In the nearly nine years since Lindsey went missing, more than two dozen possible people of interest have been investigated, according to the Seattle Times.
Sheriff Scott on Thursday said one imminent step would be a forensic examination of the area where Lindsey was found dead. He did not specifically discuss any suspects.
He said Lindsey’s remains were “unknowingly” found in September by hunters in Eastern Washington, after which they were sent to an FBI crime lab for DNA analysis, which confirmed Lindsey’s identity in recent weeks.
The delay was due to the fact that the remains were randomly discovered and did not appear to be linked to an ongoing investigation, so they were not prioritized over other materials at the lab, Scott said.
He declined to identify the exact area where Lindsey was found — beyond noting that it was largely used for hunting, with no one living there — or further describe the condition of her remains. He said that the “vast majority” of questions people were going to have about the case would be unanswerable at this time due to the ongoing investigation.
Scott did not discuss a possible cause of death or motive. (Sheriff’s authorities were not immediately available to comment to PEOPLE when reached directly on Thursday.)
Of how Lindsey’s family reacted to her death, Scott said, “They were understandably devastated. They had prayed that we would find her alive and bring her home. That was not the outcome that the family wanted to hear.”
The family has asked for privacy as they grieve but gave their thanks for the public’s “continued support,” Scott said.
“I was sad that it was ending like this,” he said of his learning that Lindsey’s body had been found, “but I was glad that we were able to bring some element of closure to what had happened to her.”

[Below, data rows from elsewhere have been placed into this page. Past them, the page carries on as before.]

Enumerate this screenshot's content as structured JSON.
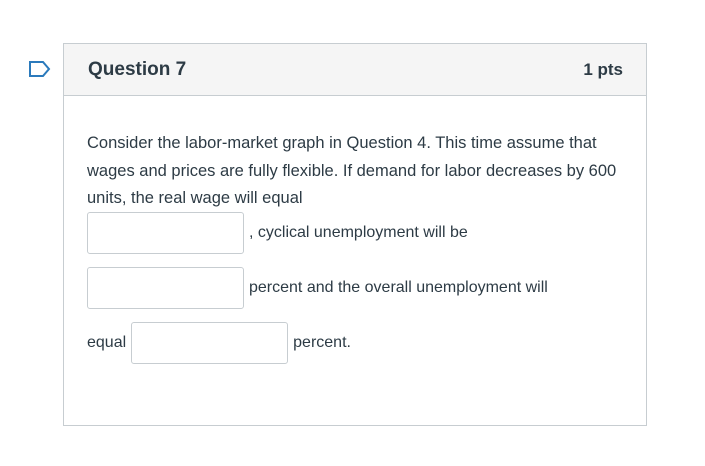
{
  "question": {
    "title": "Question 7",
    "points": "1 pts",
    "text": "Consider the labor-market graph in Question 4. This time assume that wages and prices are fully flexible. If demand for labor decreases by 600 units, the real wage will equal",
    "blanks": [
      {
        "before": "",
        "value": "",
        "after": ", cyclical unemployment will be"
      },
      {
        "before": "",
        "value": "",
        "after": "percent and the overall unemployment will"
      },
      {
        "before": "equal",
        "value": "",
        "after": "percent."
      }
    ]
  },
  "colors": {
    "flag_outline": "#2b7abc",
    "header_background": "#f5f5f5",
    "border": "#c7cdd1",
    "text": "#2d3b45"
  },
  "icons": {
    "flag": "bookmark-flag-icon"
  }
}
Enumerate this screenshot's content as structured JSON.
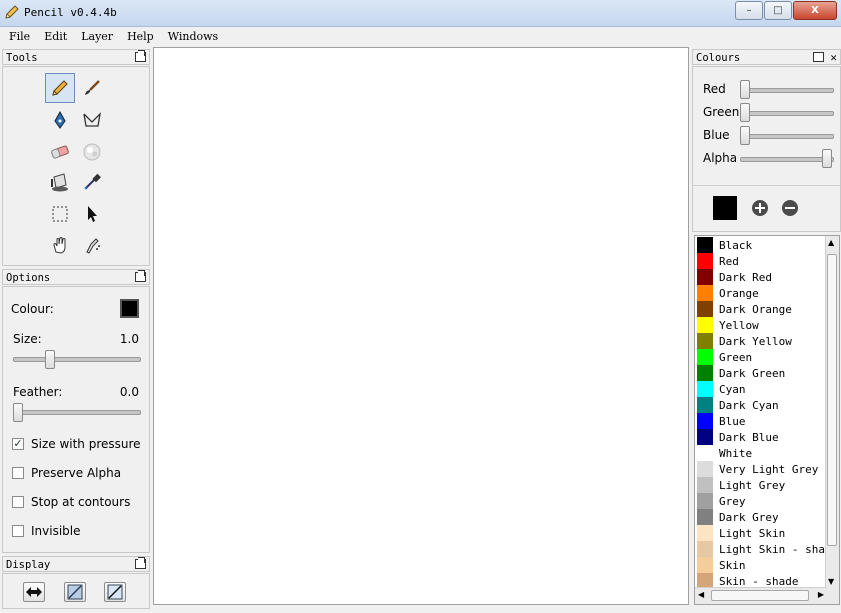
{
  "window": {
    "title": "Pencil v0.4.4b",
    "minimize": "–",
    "maximize": "□",
    "close": "X"
  },
  "menu": [
    "File",
    "Edit",
    "Layer",
    "Help",
    "Windows"
  ],
  "tools_panel": {
    "title": "Tools"
  },
  "options_panel": {
    "title": "Options",
    "colour_label": "Colour:",
    "size_label": "Size:",
    "size_value": "1.0",
    "size_fraction": 0.28,
    "feather_label": "Feather:",
    "feather_value": "0.0",
    "feather_fraction": 0.0,
    "checkboxes": [
      {
        "label": "Size with pressure",
        "checked": true
      },
      {
        "label": "Preserve Alpha",
        "checked": false
      },
      {
        "label": "Stop at contours",
        "checked": false
      },
      {
        "label": "Invisible",
        "checked": false
      }
    ]
  },
  "display_panel": {
    "title": "Display"
  },
  "colours_panel": {
    "title": "Colours",
    "sliders": [
      {
        "label": "Red",
        "value": 0.0
      },
      {
        "label": "Green",
        "value": 0.0
      },
      {
        "label": "Blue",
        "value": 0.0
      },
      {
        "label": "Alpha",
        "value": 1.0
      }
    ],
    "current_colour": "#000000",
    "palette": [
      {
        "name": "Black",
        "color": "#000000"
      },
      {
        "name": "Red",
        "color": "#ff0000"
      },
      {
        "name": "Dark Red",
        "color": "#800000"
      },
      {
        "name": "Orange",
        "color": "#ff8000"
      },
      {
        "name": "Dark Orange",
        "color": "#804000"
      },
      {
        "name": "Yellow",
        "color": "#ffff00"
      },
      {
        "name": "Dark Yellow",
        "color": "#808000"
      },
      {
        "name": "Green",
        "color": "#00ff00"
      },
      {
        "name": "Dark Green",
        "color": "#008000"
      },
      {
        "name": "Cyan",
        "color": "#00ffff"
      },
      {
        "name": "Dark Cyan",
        "color": "#008080"
      },
      {
        "name": "Blue",
        "color": "#0000ff"
      },
      {
        "name": "Dark Blue",
        "color": "#000080"
      },
      {
        "name": "White",
        "color": "#ffffff"
      },
      {
        "name": "Very Light Grey",
        "color": "#dcdcdc"
      },
      {
        "name": "Light Grey",
        "color": "#c0c0c0"
      },
      {
        "name": "Grey",
        "color": "#a0a0a0"
      },
      {
        "name": "Dark Grey",
        "color": "#808080"
      },
      {
        "name": "Light Skin",
        "color": "#ffe4c4"
      },
      {
        "name": "Light Skin - shade",
        "color": "#e6c8a4"
      },
      {
        "name": "Skin",
        "color": "#f5cd9b"
      },
      {
        "name": "Skin - shade",
        "color": "#d2a678"
      }
    ]
  }
}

Surrounded by officials from various law enforcement agencies, including the FBI, Scott said investigators in the case so far would remain involved “until we bring the monster that’s responsible for this and hold them accountable.”
He again urged anyone with information about what happened to Lindsey to come forward, even if anonymously.

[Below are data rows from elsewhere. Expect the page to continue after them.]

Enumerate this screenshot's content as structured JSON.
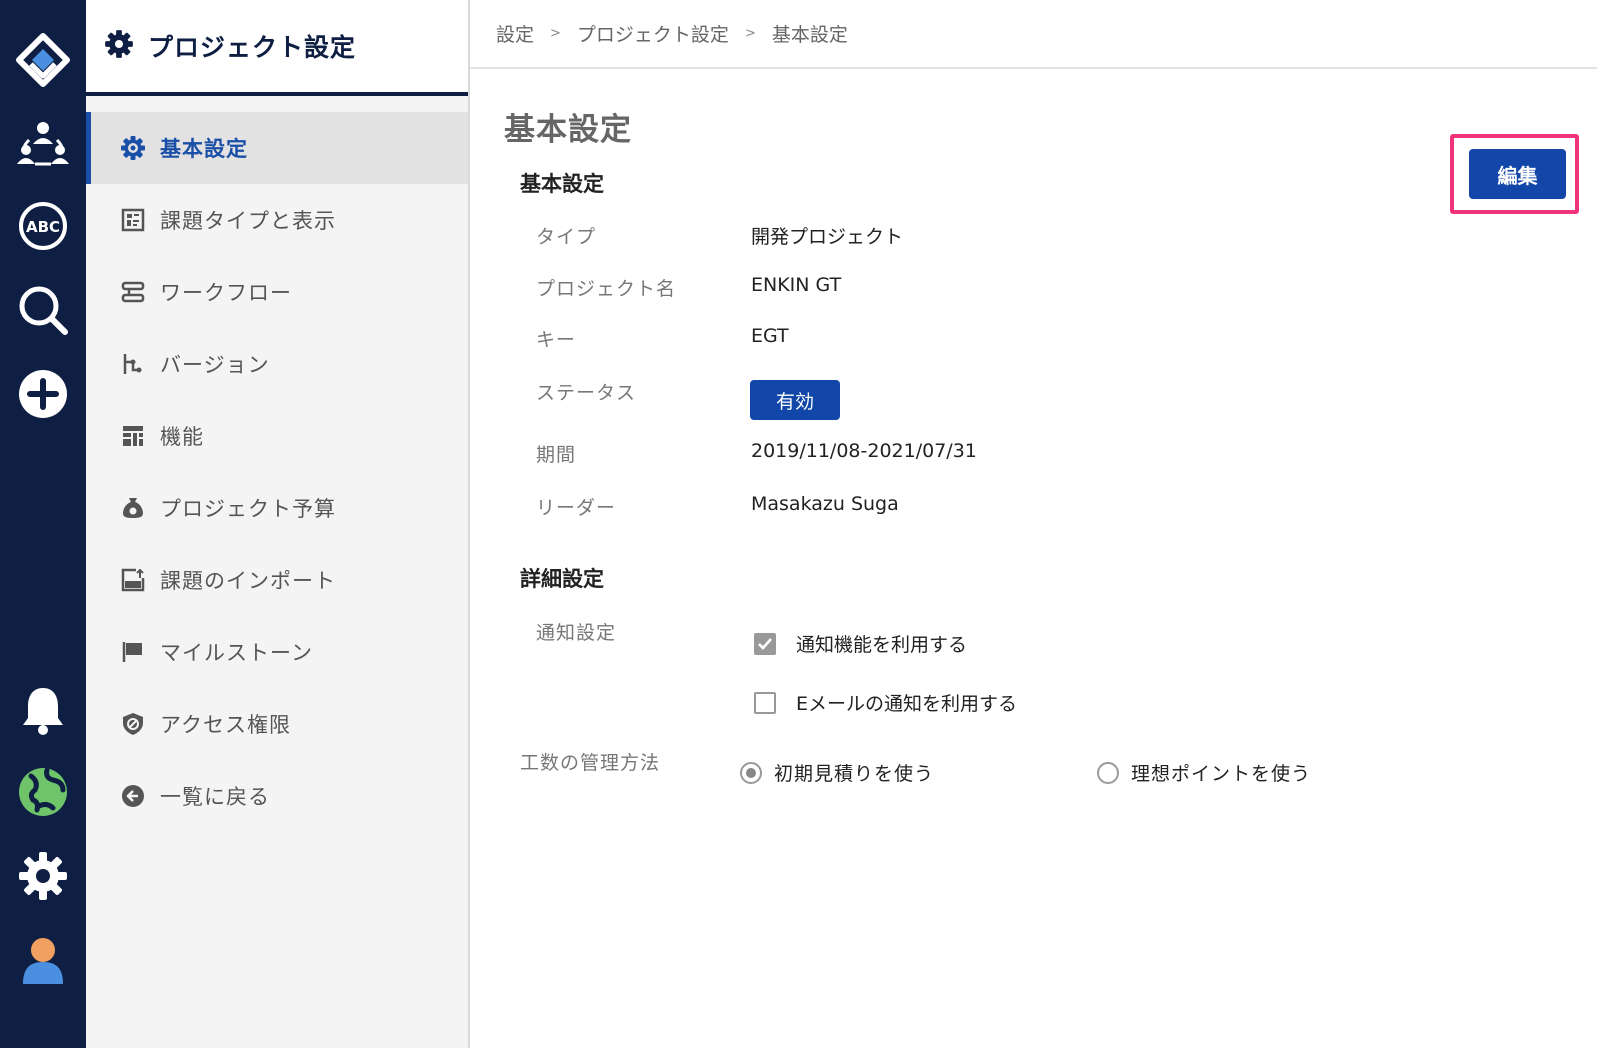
{
  "rail": {
    "items": [
      {
        "name": "logo-icon"
      },
      {
        "name": "team-icon"
      },
      {
        "name": "abc-icon",
        "text": "ABC"
      },
      {
        "name": "search-icon"
      },
      {
        "name": "add-icon"
      },
      {
        "name": "bell-icon"
      },
      {
        "name": "globe-icon"
      },
      {
        "name": "gear-icon"
      },
      {
        "name": "user-avatar-icon"
      }
    ]
  },
  "sidebar": {
    "title": "プロジェクト設定",
    "items": [
      {
        "label": "基本設定",
        "icon": "gear-icon",
        "active": true
      },
      {
        "label": "課題タイプと表示",
        "icon": "issue-type-icon"
      },
      {
        "label": "ワークフロー",
        "icon": "workflow-icon"
      },
      {
        "label": "バージョン",
        "icon": "version-icon"
      },
      {
        "label": "機能",
        "icon": "feature-icon"
      },
      {
        "label": "プロジェクト予算",
        "icon": "budget-icon"
      },
      {
        "label": "課題のインポート",
        "icon": "csv-import-icon"
      },
      {
        "label": "マイルストーン",
        "icon": "flag-icon"
      },
      {
        "label": "アクセス権限",
        "icon": "shield-icon"
      },
      {
        "label": "一覧に戻る",
        "icon": "back-arrow-icon"
      }
    ]
  },
  "breadcrumb": [
    "設定",
    "プロジェクト設定",
    "基本設定"
  ],
  "breadcrumb_sep": ">",
  "page_title": "基本設定",
  "edit_button": "編集",
  "basic": {
    "title": "基本設定",
    "rows": [
      {
        "label": "タイプ",
        "value": "開発プロジェクト"
      },
      {
        "label": "プロジェクト名",
        "value": "ENKIN GT"
      },
      {
        "label": "キー",
        "value": "EGT"
      },
      {
        "label": "ステータス",
        "value": "有効"
      },
      {
        "label": "期間",
        "value": "2019/11/08-2021/07/31"
      },
      {
        "label": "リーダー",
        "value": "Masakazu Suga"
      }
    ]
  },
  "detail": {
    "title": "詳細設定",
    "notify_label": "通知設定",
    "notify_options": [
      {
        "label": "通知機能を利用する",
        "checked": true
      },
      {
        "label": "Eメールの通知を利用する",
        "checked": false
      }
    ],
    "effort_label": "工数の管理方法",
    "effort_options": [
      {
        "label": "初期見積りを使う",
        "selected": true
      },
      {
        "label": "理想ポイントを使う",
        "selected": false
      }
    ]
  },
  "colors": {
    "navy": "#0f1f44",
    "accent": "#1246a8",
    "highlight": "#f0337a"
  }
}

“There’s someone out there that knows who did this and how this happened and there’s people out there that have information that would be the nugget that we need to explode this investigation and culminate in an arrest,” he said. “We need those people to have the courage to come forward.”
Tips can be submitted to investigators by phone or online at 360-964-1799 or email@example.com.
Read PEOPLE’s Original Story on Lindsey’s Case, from November 2009:
When Melissa Baum moved to rural McCleary two years ago, the divorced mom thought she’d found the perfect safe place to raise Joshua, 13, and Lindsey, 10. Then one night, Lindsey walked with a friend to the pal’s house, hoping for a sleepover.
When the girl’s mother said no, Lindsey began the 10-block walk home alone. Fifty minutes after the time she was due back, Melissa phoned the town police, who launched a door-to-door search. The next day, the regional FBI office and the Grays Harbor County Sheriff’s office joined in.
“We’ve investigated thousands of tips,” says Undersheriff Rick Scott. “To date we have no physical evidence speaking to any specific scenario.”
Undaunted, Melissa, 38, spends weekends leading volunteers through dense evergreen forests. Their intrepid searches have turned up Prohibition-era cellars and bunkers — but no trace of Lindsey.
“I know she’s alive,” says Melissa. “I feel it.”
Originally published in the Nov. 23, 2009, issue of PEOPLE.